*WHAT IS NEEDED*:
Pick out and copy every line below that has the word "score".

*LISTED ENTRIES*:
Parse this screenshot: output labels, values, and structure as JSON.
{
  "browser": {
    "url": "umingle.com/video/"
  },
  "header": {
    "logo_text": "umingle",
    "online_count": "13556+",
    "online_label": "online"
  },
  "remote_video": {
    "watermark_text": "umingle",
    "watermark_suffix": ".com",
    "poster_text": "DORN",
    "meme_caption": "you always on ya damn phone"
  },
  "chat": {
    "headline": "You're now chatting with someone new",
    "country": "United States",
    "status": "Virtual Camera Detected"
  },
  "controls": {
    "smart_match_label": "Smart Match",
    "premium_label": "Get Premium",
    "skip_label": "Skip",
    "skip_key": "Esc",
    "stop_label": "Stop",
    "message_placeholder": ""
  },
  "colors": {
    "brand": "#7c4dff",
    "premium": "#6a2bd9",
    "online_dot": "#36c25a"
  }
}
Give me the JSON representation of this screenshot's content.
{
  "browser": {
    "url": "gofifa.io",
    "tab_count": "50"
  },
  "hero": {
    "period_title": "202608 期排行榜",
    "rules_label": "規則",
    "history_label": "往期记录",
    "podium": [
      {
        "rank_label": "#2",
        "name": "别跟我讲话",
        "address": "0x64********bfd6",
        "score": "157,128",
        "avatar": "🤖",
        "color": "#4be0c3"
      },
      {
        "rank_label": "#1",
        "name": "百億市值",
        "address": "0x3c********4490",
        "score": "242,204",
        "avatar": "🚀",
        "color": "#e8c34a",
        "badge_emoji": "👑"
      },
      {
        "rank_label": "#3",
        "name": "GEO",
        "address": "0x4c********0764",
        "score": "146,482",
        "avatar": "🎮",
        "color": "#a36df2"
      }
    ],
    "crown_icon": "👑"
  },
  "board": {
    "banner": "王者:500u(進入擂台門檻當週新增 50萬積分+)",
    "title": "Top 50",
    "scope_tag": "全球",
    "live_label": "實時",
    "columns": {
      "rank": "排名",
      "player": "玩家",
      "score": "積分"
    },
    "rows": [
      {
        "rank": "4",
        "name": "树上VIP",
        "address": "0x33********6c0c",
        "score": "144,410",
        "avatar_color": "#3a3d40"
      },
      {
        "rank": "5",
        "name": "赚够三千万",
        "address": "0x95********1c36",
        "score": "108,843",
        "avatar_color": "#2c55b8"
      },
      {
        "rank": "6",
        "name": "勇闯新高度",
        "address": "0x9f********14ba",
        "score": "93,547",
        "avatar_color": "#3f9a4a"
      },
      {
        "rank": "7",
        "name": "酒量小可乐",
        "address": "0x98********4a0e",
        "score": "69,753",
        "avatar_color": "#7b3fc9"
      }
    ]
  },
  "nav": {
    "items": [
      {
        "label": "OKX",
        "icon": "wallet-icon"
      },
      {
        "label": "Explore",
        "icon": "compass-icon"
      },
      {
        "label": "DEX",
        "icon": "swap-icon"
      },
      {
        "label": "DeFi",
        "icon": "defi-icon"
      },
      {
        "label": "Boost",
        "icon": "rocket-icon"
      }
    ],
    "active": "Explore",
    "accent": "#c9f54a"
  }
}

*REPLY*:
        "score": "157,128",
        "score": "242,204",
        "score": "146,482",
      "score": "積分"
        "score": "144,410",
        "score": "108,843",
        "score": "93,547",
        "score": "69,753",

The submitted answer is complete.